In order to allow for a better understanding of the environment to which the invention is directed, FIG. 4 illustrates in diagrammatic form an antenna array for a typical interferometer type receiver. In this example, a four channel or three baseline interferometer array 44 is shown. A plane wave front illustrated by the line 40 is emitted by an emitter (not shown) which is at an angle θ off the boresight 42 of antenna array 44 formed by antennas 44a, 44b, 44c and 44d. This will have the effect of producing phase shifts at each of the antennas 44c, 44b and 44a as a function of θ, the frequency of the emitter and the spacings between the four antennas. The equation describing the phase shift at each antenna relative to the phase of the antenna 44d is: ##EQU3## where Dn is the distance between one of the other antennas and antenna 44d; θ is the angle to the emitter; f is the frequency of the emitter and C is the speed of light. Note that for a four channel interferometer 3 phase shifts are set up by the incoming emitter. These three phases are mathematically related to the antenna spacings since for a given emitter and direction of arrival D is the only variable. Thus, the value of the phase modulated DDFS constructed in accordance with the principles of the invention for simulating each of these phase shifts can readily be seen.
FIG. 5 is a block schematic diagram illustrating a system for providing a simulation of an emitter such as the one illustrated in FIG. 4 and constructed according to the principles of this invention. In this example, in order to provide the phase relationship described in FIG. 4 there are provided a 4 microwave frequency synthesizers 54a through d. Each of these are of conventional construction designed to generate signals in the frequency band of interest.

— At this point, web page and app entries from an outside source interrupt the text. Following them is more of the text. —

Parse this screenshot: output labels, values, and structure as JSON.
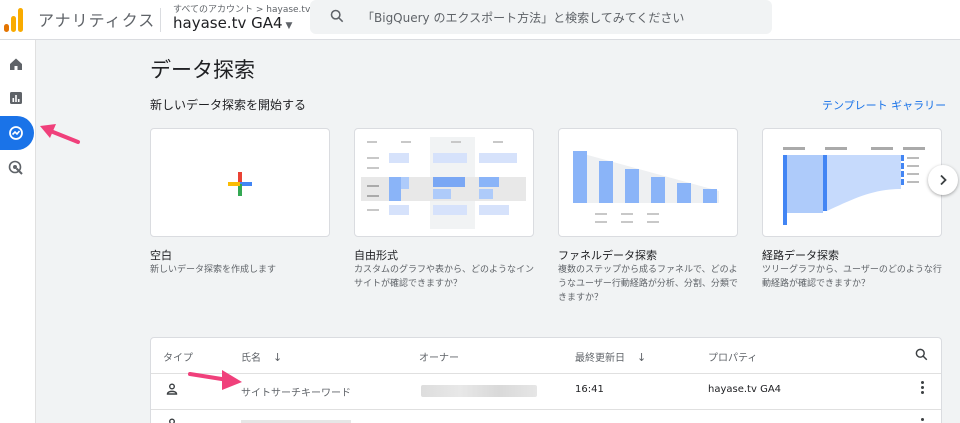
{
  "header": {
    "app_title": "アナリティクス",
    "breadcrumb": "すべてのアカウント > hayase.tv",
    "property_name": "hayase.tv GA4",
    "search_placeholder": "「BigQuery のエクスポート方法」と検索してみてください"
  },
  "nav": {
    "items": [
      "home-icon",
      "reports-icon",
      "explore-icon",
      "advertising-icon"
    ],
    "active": "explore-icon"
  },
  "main": {
    "title": "データ探索",
    "section_title": "新しいデータ探索を開始する",
    "template_gallery": "テンプレート ギャラリー",
    "cards": [
      {
        "label": "空白",
        "desc": "新しいデータ探索を作成します"
      },
      {
        "label": "自由形式",
        "desc": "カスタムのグラフや表から、どのようなインサイトが確認できますか？"
      },
      {
        "label": "ファネルデータ探索",
        "desc": "複数のステップから成るファネルで、どのようなユーザー行動経路が分析、分割、分類できますか？"
      },
      {
        "label": "経路データ探索",
        "desc": "ツリーグラフから、ユーザーのどのような行動経路が確認できますか？"
      }
    ]
  },
  "table": {
    "headers": {
      "type": "タイプ",
      "name": "氏名",
      "owner": "オーナー",
      "updated": "最終更新日",
      "property": "プロパティ"
    },
    "rows": [
      {
        "name": "サイトサーチキーワード",
        "updated": "16:41",
        "property": "hayase.tv GA4"
      }
    ]
  },
  "colors": {
    "accent": "#1a73e8",
    "annotation_arrow": "#f0407b",
    "logo_dark": "#e37400",
    "logo_light": "#f9ab00"
  }
}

Each synthesizer is respectively, provided with a phase variable DDFS 52a through d. Each of the phase variable DDFS circuits is provided with phase offset information via its respective input 25 as described in connection with FIG. 3.
The frequency word M and the phase offset information to be provided to inputs 25a through d are supplied from a frequency/phase word generator 56 containing an internal reference clock source and appropriate circuitry for producing the digital information described herein above.
In operation, the frequency of the emitter is chosen and the digital number M describing this frequency is supplied by a line 13 to each DDFS 52a through d. An angle θ is chosen, and the four phase shifts are calculated and supplied to inputs 25a through d. This produces the result that the four microwave synthesizers 54a through d are supplying identical frequency signals, but signals having phases that differ by the exact amount as that produced by an emitter having a plane wave front arriving at θ degrees off boresight. Depending on the sophistication of the system generating the emitter parameters an entire scenario sequence could be generated with many emitters producing signals arriving from arbitrary directions since changing the frequency and phase of each emitter can be done with relative ease and in matters of nanoseconds.
The principles of this invention are described herein above with reference to a preferred embodiment constructed accordingly. It is to be understood that the description is only of an example and the example may be changed or modified within the scope of the invention as defined by the appended claims.